To do:
Each line with the word "information" must appear in the answer, copied from the records.

====

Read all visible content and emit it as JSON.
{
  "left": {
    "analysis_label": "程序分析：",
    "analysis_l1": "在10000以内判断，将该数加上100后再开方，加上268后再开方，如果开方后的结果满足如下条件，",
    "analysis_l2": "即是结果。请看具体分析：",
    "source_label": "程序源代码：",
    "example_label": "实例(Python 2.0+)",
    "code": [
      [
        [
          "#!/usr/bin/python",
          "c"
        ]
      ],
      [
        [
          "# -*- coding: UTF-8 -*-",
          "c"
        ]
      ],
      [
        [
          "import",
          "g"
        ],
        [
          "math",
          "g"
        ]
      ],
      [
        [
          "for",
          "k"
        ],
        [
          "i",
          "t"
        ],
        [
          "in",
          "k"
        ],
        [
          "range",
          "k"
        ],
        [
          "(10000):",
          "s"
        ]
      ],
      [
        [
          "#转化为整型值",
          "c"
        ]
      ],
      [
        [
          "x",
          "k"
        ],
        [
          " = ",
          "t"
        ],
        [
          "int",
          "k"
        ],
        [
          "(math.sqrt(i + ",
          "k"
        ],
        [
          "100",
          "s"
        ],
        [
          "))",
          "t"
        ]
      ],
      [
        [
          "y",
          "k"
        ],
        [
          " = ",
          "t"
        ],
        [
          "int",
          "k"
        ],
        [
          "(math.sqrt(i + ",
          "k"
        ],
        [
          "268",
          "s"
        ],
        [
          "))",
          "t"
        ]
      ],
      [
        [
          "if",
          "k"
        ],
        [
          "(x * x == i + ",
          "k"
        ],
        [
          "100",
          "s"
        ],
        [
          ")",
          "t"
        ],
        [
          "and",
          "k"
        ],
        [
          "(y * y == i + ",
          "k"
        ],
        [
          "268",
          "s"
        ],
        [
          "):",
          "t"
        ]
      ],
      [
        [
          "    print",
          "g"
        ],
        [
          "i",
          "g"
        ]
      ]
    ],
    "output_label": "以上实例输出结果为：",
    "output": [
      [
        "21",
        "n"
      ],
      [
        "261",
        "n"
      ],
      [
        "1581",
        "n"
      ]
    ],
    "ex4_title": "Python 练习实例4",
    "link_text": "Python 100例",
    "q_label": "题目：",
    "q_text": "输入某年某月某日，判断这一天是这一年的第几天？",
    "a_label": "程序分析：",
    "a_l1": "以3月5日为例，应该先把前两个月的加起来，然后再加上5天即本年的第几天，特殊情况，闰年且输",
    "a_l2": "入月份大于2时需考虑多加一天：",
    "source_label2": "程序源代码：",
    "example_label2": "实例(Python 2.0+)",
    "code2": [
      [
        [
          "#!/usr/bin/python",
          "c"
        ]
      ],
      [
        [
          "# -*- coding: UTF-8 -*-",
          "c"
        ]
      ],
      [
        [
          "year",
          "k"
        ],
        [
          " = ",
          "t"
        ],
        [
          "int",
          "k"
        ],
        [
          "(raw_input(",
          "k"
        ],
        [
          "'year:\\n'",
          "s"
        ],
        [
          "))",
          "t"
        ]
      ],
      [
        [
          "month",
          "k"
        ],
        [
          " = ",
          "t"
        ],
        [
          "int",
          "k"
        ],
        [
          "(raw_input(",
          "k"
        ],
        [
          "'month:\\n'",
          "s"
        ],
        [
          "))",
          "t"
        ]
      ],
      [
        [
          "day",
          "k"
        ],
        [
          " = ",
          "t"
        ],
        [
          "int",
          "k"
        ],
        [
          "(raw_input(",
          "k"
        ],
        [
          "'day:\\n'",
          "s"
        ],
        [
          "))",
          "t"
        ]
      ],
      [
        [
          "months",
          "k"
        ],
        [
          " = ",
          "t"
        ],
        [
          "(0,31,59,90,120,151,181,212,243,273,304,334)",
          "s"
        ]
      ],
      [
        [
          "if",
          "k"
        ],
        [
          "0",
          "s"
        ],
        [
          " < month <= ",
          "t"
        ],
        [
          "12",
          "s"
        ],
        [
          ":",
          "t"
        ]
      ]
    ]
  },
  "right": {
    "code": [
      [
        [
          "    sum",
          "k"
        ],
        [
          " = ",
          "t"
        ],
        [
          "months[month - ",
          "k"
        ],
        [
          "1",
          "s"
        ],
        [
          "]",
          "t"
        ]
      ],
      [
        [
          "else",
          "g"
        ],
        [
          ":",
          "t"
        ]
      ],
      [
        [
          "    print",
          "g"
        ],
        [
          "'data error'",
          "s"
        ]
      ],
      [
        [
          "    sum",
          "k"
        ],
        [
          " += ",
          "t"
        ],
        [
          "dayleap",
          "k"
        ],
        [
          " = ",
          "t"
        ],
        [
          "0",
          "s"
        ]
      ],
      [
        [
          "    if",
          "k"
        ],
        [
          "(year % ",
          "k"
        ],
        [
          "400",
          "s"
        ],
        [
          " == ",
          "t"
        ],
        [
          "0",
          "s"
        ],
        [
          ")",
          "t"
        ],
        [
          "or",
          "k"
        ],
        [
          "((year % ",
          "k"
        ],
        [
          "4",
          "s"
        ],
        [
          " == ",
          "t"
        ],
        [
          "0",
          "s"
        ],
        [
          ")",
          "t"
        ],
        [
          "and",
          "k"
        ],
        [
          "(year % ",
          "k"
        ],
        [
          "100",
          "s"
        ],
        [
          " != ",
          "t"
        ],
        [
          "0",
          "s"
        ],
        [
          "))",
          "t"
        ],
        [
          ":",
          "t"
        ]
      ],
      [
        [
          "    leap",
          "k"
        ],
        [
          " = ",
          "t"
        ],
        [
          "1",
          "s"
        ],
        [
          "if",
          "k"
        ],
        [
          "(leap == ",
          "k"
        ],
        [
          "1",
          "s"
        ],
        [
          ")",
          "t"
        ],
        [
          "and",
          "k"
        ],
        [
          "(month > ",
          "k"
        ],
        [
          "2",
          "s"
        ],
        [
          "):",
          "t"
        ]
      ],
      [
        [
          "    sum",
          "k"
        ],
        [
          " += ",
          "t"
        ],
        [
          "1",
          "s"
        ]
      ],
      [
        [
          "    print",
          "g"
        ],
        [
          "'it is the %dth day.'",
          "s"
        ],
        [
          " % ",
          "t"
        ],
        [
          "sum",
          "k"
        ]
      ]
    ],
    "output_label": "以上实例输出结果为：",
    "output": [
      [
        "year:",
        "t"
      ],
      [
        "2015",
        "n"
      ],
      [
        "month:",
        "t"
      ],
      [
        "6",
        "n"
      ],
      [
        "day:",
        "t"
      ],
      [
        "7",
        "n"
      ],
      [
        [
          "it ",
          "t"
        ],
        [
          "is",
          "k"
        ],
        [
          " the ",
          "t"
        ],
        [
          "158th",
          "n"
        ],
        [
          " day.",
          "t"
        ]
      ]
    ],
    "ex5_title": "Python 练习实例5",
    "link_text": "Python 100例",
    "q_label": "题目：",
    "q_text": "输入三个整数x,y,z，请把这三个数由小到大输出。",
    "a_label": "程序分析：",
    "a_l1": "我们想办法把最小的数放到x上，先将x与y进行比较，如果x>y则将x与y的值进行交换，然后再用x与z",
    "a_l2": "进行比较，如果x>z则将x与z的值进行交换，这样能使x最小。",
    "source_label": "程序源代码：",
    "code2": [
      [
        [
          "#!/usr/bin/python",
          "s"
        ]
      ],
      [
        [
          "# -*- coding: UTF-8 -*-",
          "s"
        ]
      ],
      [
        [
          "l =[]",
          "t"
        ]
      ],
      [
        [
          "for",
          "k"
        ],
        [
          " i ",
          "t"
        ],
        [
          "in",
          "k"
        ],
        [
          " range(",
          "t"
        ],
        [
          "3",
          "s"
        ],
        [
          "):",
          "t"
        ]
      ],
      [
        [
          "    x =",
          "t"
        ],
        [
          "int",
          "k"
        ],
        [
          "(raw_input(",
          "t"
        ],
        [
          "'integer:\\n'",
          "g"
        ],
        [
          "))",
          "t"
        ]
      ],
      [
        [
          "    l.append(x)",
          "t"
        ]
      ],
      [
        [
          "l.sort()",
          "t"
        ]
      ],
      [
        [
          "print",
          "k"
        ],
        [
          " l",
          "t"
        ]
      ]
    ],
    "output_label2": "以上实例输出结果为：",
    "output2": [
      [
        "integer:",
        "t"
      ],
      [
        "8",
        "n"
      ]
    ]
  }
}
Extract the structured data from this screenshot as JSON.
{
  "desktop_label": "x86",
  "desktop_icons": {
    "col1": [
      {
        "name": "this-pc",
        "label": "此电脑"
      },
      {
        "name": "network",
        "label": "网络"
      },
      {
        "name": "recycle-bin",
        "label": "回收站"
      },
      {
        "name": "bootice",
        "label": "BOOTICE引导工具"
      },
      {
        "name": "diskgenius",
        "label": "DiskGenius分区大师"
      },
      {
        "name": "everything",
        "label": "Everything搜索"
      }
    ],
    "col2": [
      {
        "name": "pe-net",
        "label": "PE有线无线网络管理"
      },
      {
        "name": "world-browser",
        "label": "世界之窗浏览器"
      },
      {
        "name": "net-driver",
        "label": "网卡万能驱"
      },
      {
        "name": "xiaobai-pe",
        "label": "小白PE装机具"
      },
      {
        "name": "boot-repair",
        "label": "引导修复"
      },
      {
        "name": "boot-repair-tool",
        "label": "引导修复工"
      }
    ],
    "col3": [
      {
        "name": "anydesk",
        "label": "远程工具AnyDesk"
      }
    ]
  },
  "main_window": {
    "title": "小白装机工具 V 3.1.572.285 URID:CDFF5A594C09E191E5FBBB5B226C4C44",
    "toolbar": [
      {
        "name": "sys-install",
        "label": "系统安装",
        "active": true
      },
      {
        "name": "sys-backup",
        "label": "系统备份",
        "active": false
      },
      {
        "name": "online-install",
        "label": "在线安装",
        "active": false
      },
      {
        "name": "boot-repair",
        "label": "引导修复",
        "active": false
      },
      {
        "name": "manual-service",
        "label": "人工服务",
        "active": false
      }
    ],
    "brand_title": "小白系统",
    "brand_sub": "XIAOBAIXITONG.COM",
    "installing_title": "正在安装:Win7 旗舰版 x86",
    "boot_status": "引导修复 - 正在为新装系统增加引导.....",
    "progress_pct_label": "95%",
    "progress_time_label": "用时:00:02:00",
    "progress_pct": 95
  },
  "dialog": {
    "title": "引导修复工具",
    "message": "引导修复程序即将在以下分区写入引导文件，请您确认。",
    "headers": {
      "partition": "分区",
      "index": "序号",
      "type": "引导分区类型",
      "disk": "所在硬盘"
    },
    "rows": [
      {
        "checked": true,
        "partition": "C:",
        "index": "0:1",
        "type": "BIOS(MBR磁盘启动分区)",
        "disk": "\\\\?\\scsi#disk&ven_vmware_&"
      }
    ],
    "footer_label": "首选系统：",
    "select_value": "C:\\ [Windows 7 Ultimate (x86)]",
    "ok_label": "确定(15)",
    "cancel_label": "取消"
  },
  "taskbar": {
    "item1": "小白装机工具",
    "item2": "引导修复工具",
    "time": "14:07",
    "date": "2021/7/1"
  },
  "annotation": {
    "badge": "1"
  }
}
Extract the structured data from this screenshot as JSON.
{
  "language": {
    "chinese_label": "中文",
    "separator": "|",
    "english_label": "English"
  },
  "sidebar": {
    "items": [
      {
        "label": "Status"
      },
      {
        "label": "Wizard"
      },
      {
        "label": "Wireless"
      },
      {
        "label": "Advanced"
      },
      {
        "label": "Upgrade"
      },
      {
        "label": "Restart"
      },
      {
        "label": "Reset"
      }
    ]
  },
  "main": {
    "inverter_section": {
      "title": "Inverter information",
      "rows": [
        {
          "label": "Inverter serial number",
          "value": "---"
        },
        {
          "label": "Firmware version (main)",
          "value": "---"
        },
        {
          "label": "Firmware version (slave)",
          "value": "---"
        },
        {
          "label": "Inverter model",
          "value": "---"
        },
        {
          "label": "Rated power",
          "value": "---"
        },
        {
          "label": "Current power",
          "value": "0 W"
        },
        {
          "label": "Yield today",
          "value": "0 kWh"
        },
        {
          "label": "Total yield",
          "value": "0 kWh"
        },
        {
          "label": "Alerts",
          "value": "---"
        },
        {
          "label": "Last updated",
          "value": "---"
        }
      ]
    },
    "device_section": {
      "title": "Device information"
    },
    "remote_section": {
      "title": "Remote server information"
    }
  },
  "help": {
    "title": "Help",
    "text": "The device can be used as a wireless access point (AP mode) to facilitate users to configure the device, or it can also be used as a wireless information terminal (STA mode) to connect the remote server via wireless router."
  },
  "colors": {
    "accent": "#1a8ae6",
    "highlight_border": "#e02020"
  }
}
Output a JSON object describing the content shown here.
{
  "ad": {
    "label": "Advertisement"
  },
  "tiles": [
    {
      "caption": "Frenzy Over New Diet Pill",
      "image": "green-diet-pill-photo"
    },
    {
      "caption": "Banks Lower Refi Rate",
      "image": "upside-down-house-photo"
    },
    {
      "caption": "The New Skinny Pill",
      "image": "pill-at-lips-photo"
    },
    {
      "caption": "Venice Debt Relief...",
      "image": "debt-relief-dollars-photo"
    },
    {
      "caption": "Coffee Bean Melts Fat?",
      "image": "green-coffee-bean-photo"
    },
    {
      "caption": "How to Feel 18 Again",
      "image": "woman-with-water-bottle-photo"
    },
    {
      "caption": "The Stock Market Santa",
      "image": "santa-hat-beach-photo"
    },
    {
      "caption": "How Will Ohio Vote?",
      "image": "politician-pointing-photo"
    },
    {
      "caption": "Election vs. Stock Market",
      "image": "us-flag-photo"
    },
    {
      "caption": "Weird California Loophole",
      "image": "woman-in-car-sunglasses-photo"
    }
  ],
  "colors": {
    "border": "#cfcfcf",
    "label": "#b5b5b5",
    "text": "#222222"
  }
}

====

Answer section:
      "title": "Inverter information",
      "title": "Device information"
      "title": "Remote server information"
    "text": "The device can be used as a wireless access point (AP mode) to facilitate users to configure the device, or it can also be used as a wireless information terminal (STA mode) to connect the remote server via wireless router."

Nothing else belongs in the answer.